Requirement >> Write out the records once more, exactly as given.

▼

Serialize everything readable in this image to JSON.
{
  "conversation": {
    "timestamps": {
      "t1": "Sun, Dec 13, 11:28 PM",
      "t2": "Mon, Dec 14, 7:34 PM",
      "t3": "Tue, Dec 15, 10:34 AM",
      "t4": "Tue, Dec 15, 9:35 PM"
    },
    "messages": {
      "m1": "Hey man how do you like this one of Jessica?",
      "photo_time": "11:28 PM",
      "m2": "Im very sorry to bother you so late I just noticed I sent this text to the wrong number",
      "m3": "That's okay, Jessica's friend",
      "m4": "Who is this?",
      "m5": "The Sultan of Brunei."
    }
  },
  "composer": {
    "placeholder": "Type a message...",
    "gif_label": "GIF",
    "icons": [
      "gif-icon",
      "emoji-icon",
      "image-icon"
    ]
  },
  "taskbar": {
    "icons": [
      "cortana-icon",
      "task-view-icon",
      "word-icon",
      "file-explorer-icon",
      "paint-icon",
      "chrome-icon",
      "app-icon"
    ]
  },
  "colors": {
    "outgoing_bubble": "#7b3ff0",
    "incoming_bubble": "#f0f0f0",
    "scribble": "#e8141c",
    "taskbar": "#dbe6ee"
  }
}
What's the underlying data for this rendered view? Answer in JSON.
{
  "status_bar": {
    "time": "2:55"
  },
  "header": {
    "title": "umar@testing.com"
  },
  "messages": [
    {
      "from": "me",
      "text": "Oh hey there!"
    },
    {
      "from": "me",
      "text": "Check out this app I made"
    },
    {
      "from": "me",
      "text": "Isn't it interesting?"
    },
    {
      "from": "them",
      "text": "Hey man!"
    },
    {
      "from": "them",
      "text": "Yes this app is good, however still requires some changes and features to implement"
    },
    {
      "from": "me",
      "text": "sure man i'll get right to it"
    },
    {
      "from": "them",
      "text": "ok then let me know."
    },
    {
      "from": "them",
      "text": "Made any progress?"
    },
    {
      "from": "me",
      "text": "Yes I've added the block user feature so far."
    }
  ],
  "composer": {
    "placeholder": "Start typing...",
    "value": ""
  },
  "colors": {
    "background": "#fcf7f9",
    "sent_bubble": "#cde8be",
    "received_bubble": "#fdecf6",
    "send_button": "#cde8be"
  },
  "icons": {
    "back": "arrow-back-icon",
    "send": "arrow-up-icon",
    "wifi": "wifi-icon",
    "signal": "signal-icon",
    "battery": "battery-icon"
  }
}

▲

Result below >>
Serialize everything readable in this image to JSON.
{
  "conversation": {
    "timestamps": {
      "t1": "Sun, Dec 13, 11:28 PM",
      "t2": "Mon, Dec 14, 7:34 PM",
      "t3": "Tue, Dec 15, 10:34 AM",
      "t4": "Tue, Dec 15, 9:35 PM"
    },
    "messages": {
      "m1": "Hey man how do you like this one of Jessica?",
      "photo_time": "11:28 PM",
      "m2": "Im very sorry to bother you so late I just noticed I sent this text to the wrong number",
      "m3": "That's okay, Jessica's friend",
      "m4": "Who is this?",
      "m5": "The Sultan of Brunei."
    }
  },
  "composer": {
    "placeholder": "Type a message...",
    "gif_label": "GIF",
    "icons": [
      "gif-icon",
      "emoji-icon",
      "image-icon"
    ]
  },
  "taskbar": {
    "icons": [
      "cortana-icon",
      "task-view-icon",
      "word-icon",
      "file-explorer-icon",
      "paint-icon",
      "chrome-icon",
      "app-icon"
    ]
  },
  "colors": {
    "outgoing_bubble": "#7b3ff0",
    "incoming_bubble": "#f0f0f0",
    "scribble": "#e8141c",
    "taskbar": "#dbe6ee"
  }
}
What's the underlying data for this rendered view? Answer in JSON.
{
  "status_bar": {
    "time": "2:55"
  },
  "header": {
    "title": "umar@testing.com"
  },
  "messages": [
    {
      "from": "me",
      "text": "Oh hey there!"
    },
    {
      "from": "me",
      "text": "Check out this app I made"
    },
    {
      "from": "me",
      "text": "Isn't it interesting?"
    },
    {
      "from": "them",
      "text": "Hey man!"
    },
    {
      "from": "them",
      "text": "Yes this app is good, however still requires some changes and features to implement"
    },
    {
      "from": "me",
      "text": "sure man i'll get right to it"
    },
    {
      "from": "them",
      "text": "ok then let me know."
    },
    {
      "from": "them",
      "text": "Made any progress?"
    },
    {
      "from": "me",
      "text": "Yes I've added the block user feature so far."
    }
  ],
  "composer": {
    "placeholder": "Start typing...",
    "value": ""
  },
  "colors": {
    "background": "#fcf7f9",
    "sent_bubble": "#cde8be",
    "received_bubble": "#fdecf6",
    "send_button": "#cde8be"
  },
  "icons": {
    "back": "arrow-back-icon",
    "send": "arrow-up-icon",
    "wifi": "wifi-icon",
    "signal": "signal-icon",
    "battery": "battery-icon"
  }
}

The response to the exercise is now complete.